Neil Young continues to release treasures from his Archives with the latest being Way Down in the Rust Bucket, a beloved, much-bootlegged live document with Crazy Horse joining him on Nov. 13, 1990 at the 800-capacity Catalyst in Santa Cruz, California.
The vocals and instrumentation are as clear as one has come to expect from Young’s Archive releases but Rust Bucket also maintains the ambience of the room.

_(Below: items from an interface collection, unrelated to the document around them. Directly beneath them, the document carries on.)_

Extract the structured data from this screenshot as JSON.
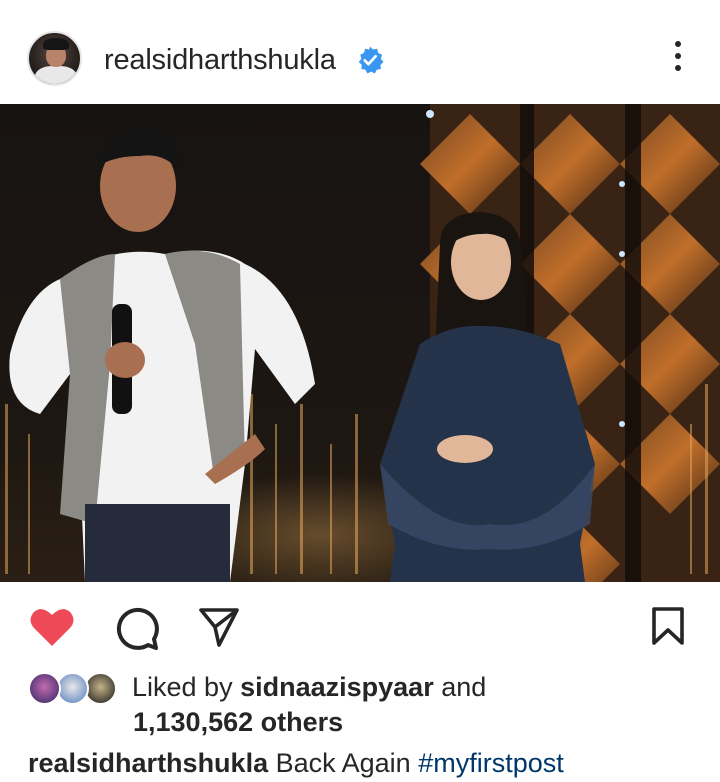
{
  "post": {
    "username": "realsidharthshukla",
    "verified_icon": "verified-badge-icon",
    "more_icon": "more-vertical-icon"
  },
  "photo": {
    "alt_subject": "two people on a stage"
  },
  "actions": {
    "like_icon": "heart-filled-icon",
    "comment_icon": "comment-bubble-icon",
    "share_icon": "send-paper-plane-icon",
    "save_icon": "bookmark-icon",
    "like_color": "#ed4956"
  },
  "likes": {
    "prefix": "Liked by",
    "user": "sidnaazispyaar",
    "and": "and",
    "count": "1,130,562 others"
  },
  "caption": {
    "username": "realsidharthshukla",
    "text": "Back Again",
    "hashtag": "#myfirstpost"
  }
}
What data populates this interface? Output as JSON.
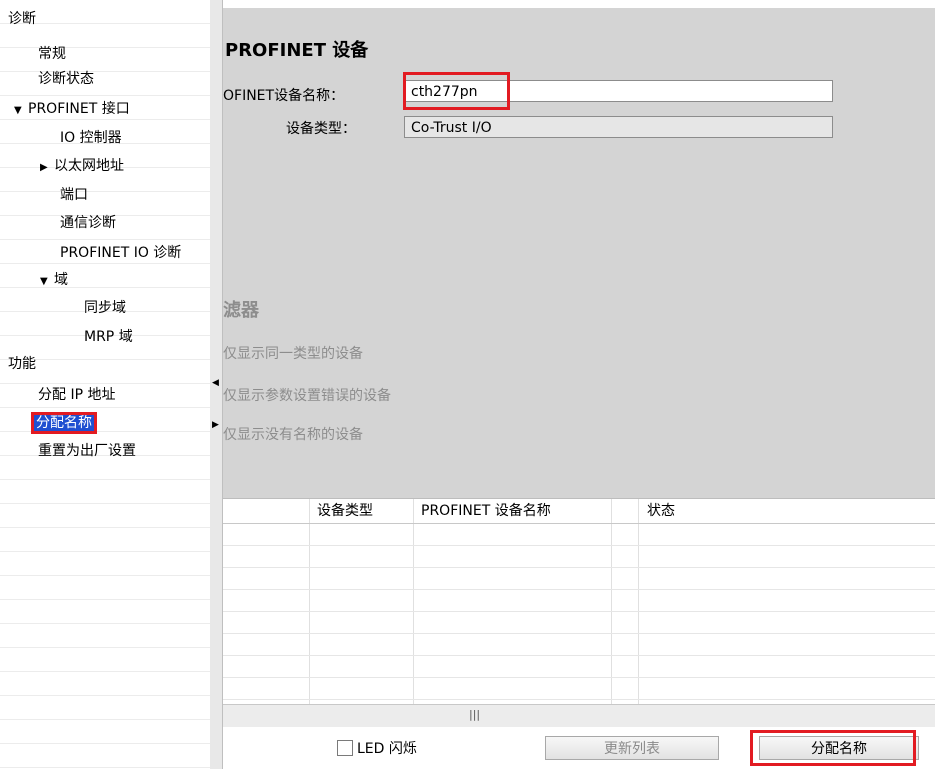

Running over three hours, the first of the night’s three sets begins with “Country Home,” one of eight numbers taken from Ragged Glory, which was recorded in the spring of 1990 and released in September. It’s apparent before the chorus kicks in that the quartet is locked in as one symbiotic musical entity. The song, like every other number here, stretches out musically into self-contained sonic journeys that lead to satisfying ends. The Catalyst show picks up where Glory left off with controlled ferocity propelled forward by the rhythmic crunch of prime thrash ‘n’ slash Horse. The studio release, this live show and the subsequent tour dates that followed cemented Young’s fitting moniker as the Godfather of Grunge. “Love to Burn,” “Fuckin Up” and “Over and Over” are prime examples of the blistering sculpted grooves that he creates best with guitarist Frank Sampedro, bassist Billy Talbot and drummer Ralph Molina. Another Ragged track, “Days That Used to Be,” rides the fine balance of wistful and defiant without falling into the abyss of mawkish hippie era nostalgia.

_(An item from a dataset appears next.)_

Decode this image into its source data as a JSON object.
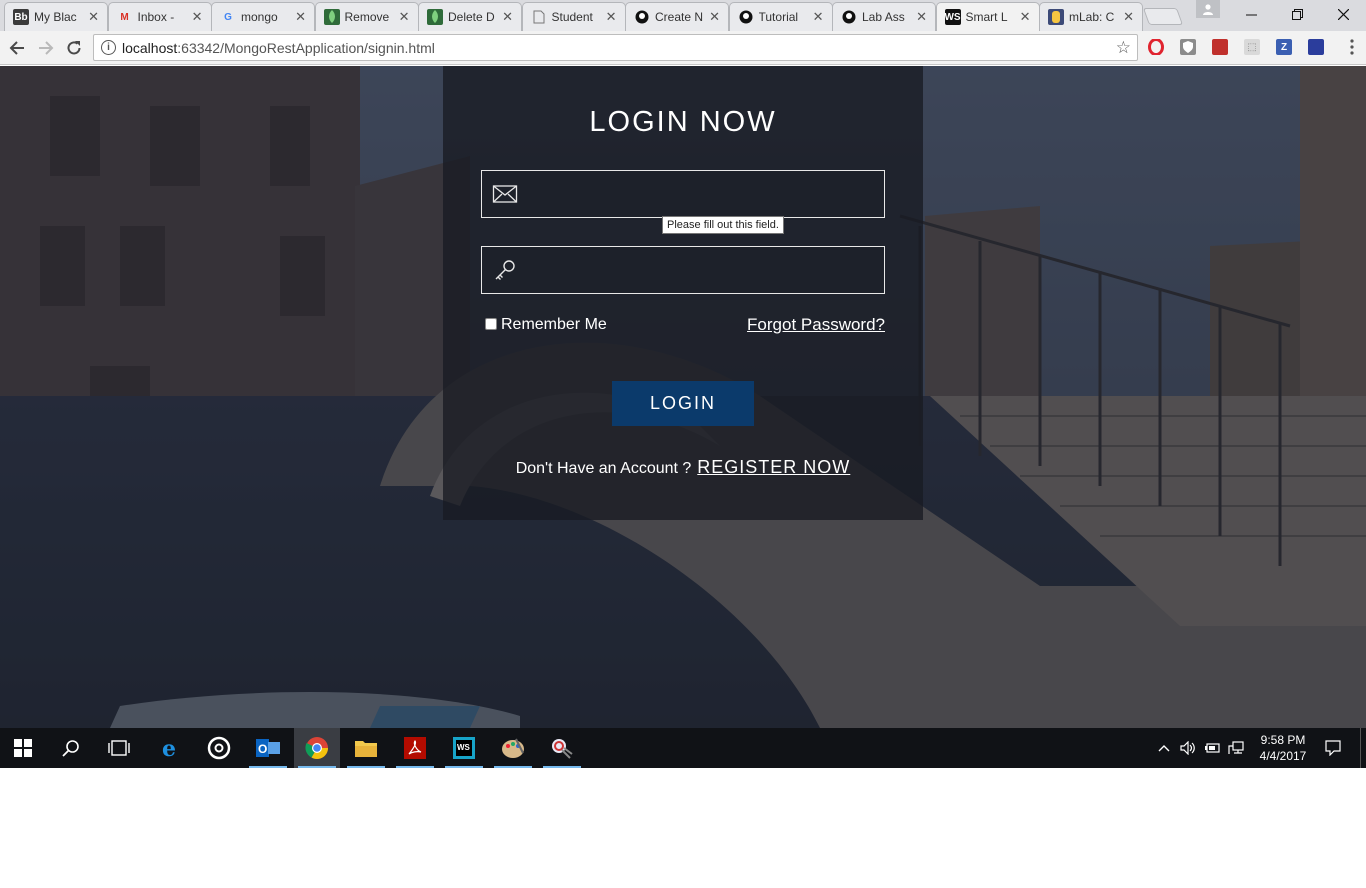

After a four-year break when Young played with other musicians, this reunion with CH finds the musicians re-energized and having a good time in these surroundings. That relaxed vibe is accentuated on second set opener “Bite the Bullet” and “Farmer John.” Sampedro and Talbot’s laughter follows the line “Upon the fields of green, where time was just a joke” during “Over and Over” until the chorus starts up again. “Don’t Cry No Tears” has a false ending due to Young’s sudden decision to repeat one of the verses because he’s in the mood to do it. The venue’s proximity to the weed growers in the Emerald Triangle understandably brings “Roll Another Number (For the Road)” in the setlist. Even in this woozy version, the live debut of “Dangerbird, 15 years after appearing on 1975’s “Zuma,” remains a thrill. “T-Bone” gains new life on this evening as the superfuzz groove burner it always wanted to be while “Surfer Joe and Moe the Sleaze” adds lyrics – “Midway Esther and her sister Camille used to fuck all day under the Ferris wheel” – and contains a minor miscue when Young chimes in with the final verse just as the band heads into the final chorus. But, such a thing makes the foursome more endearing as a live sensation that embraces the foibles of human interaction and blossoms because of it.

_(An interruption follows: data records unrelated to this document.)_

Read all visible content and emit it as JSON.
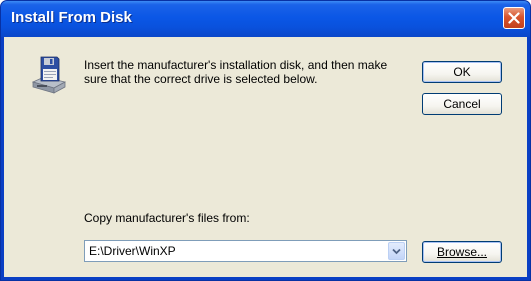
{
  "window": {
    "title": "Install From Disk"
  },
  "message": {
    "text": "Insert the manufacturer's installation disk, and then make sure that the correct drive is selected below."
  },
  "buttons": {
    "ok": "OK",
    "cancel": "Cancel",
    "browse": "Browse..."
  },
  "copy_from": {
    "label": "Copy manufacturer's files from:",
    "value": "E:\\Driver\\WinXP"
  },
  "icons": {
    "close": "close-icon",
    "disk": "install-disk-icon",
    "dropdown": "chevron-down-icon"
  },
  "colors": {
    "titlebar": "#0b57e6",
    "close_button": "#d7542e",
    "client_background": "#ece9d8",
    "button_border": "#003c74"
  }
}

Every album, except “Life,” that featured the Horse on all the tracks is touched upon here including classics such as “Cinnamon Girl” (with its riff worthy of a hall of fame alongside “Smoke on the Water”), “Like a Hurricane” and an elegant “Cortez the Killer” to end the night.
“Way Down In The Rust Bucket” presents prime primal Young and Crazy Horse that acclimates perfectly to the band’s intimate surroundings. It’s music that’s worthy to be played loud and your neighbors should thank you for it. Legendary promoter Bill Graham dubbed their union as the 3rd Best Garage Band in the World. That night in Santa Cruz they ascended to the top spot.